The goal of the core is to stabilize and maintain a solid foundation and transfer energy from the center of the body out to the limbs. When we refer to “core strength,” it refers to the muscles of your abs and back and their ability to support your spine and keep your body stable and balanced. If our “natural girdle” is stretched out, weak, and unable to do what it was created to, we encounter all kinds of repercussions. One of the most common repercussions is back pain. Back pain is common because so many muscles have to contract and relax in order to allow you to stand and move. Tendons attach muscles to bones, ligaments hold your vertebrae together, and muscles protect your spine and hold your body in place. If all of these are strong and healthy, you are good to go. But, if you have weak muscles, poor posture will result, and the back will be one of the first places to feel the strain.
We have to exercise these muscles to strengthen them. I could give you a long list of exercises, but I recommend doing your own research. Education is the best motivator. Start with simply focusing on strengthening lower back muscles, your glutes, abs, and obliques. Water exercise is the most effective exercise I have found for overall core strength. The reason being your core muscles are constantly engaged the whole time you are in the water. The buoyancy, inertia, (movement of water) and the resistance of the water forces you to constantly use the core for stability and balance.
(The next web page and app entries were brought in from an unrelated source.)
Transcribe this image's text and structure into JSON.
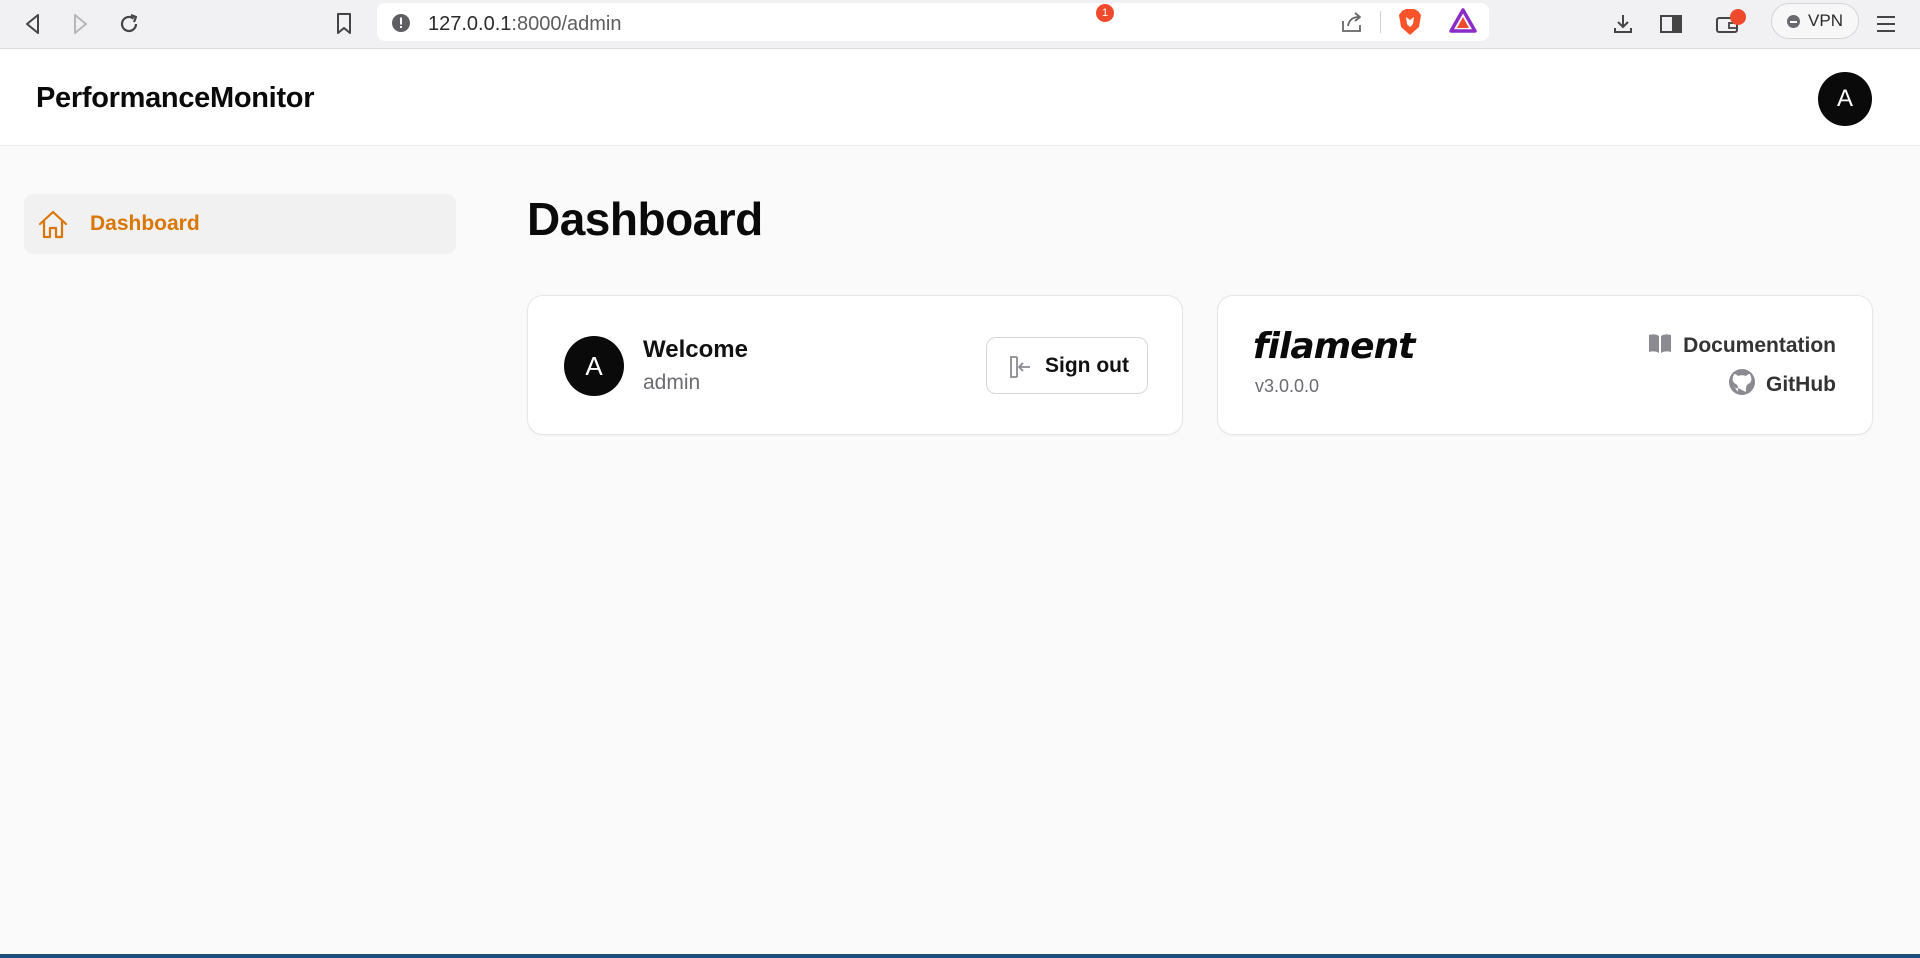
{
  "browser": {
    "url_host": "127.0.0.1",
    "url_path": ":8000/admin",
    "rewards_badge": "1",
    "vpn_label": "VPN"
  },
  "topbar": {
    "brand": "PerformanceMonitor",
    "avatar_initial": "A"
  },
  "sidebar": {
    "items": [
      {
        "label": "Dashboard",
        "icon": "home-icon",
        "active": true
      }
    ]
  },
  "main": {
    "title": "Dashboard",
    "welcome_card": {
      "avatar_initial": "A",
      "title": "Welcome",
      "username": "admin",
      "sign_out_label": "Sign out"
    },
    "filament_card": {
      "logo_text": "filament",
      "version": "v3.0.0.0",
      "documentation_label": "Documentation",
      "github_label": "GitHub"
    }
  },
  "colors": {
    "accent": "#d97706",
    "primary_text": "#0a0a0a",
    "muted_text": "#6b6b70",
    "background": "#fafafa"
  }
}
Learn good posture. Go back to the basics. Stand tall, chest up, shoulders down and back. Use your “natural girdle” to slightly hold in your abs. A slight contraction by keeping the navel pulled toward the spine will help keep those muscles strong, not to mention looking like you have just lost five pounds!
When you are sitting, place your feet flat on the floor, with your hips, knees, and ankles creating a ninety degree angle. If you are short, don’t let your feet dangle. Use a foot rest. Sit deep--there should be no gap between your tush and the lower back of the chair. Keep hips under shoulders and shoulders down and back. Always keep your chin in line with your chest—don’t jut it forward.
Everything can’t be said in an article, but I hope this bit of information will make you aware of the importance of learning how to use the “natural girdle” God created us with. I put a great deal of emphasis on posture when teaching the water classes. Good posture enables you to keep your “girdle” strong because of constant engagement of your muscles. If your “natural girdle” is weak and worn, let’s get busy doing a make-over and focus on prevention rather than cure. Again, we can solve a lot of the healthcare crisis by taking responsibility for our own health.
Teresa Roberts is owner of Masterpiece Fitness, and a Certified Personal Trainer, Group Fitness Instructor, WaterArt Instructor, Water Rehabilitation Specialist, Sports Conditioning Specialist, and Cancer Exercise Specialist. Please check out her website @ masterpiecefitness.com. Find Masterpiece Fitness on Facebook. For questions, comments, or appointments, email: firstname.lastname@example.org, or phone 276-236-8748, (cell) 276-237-6680.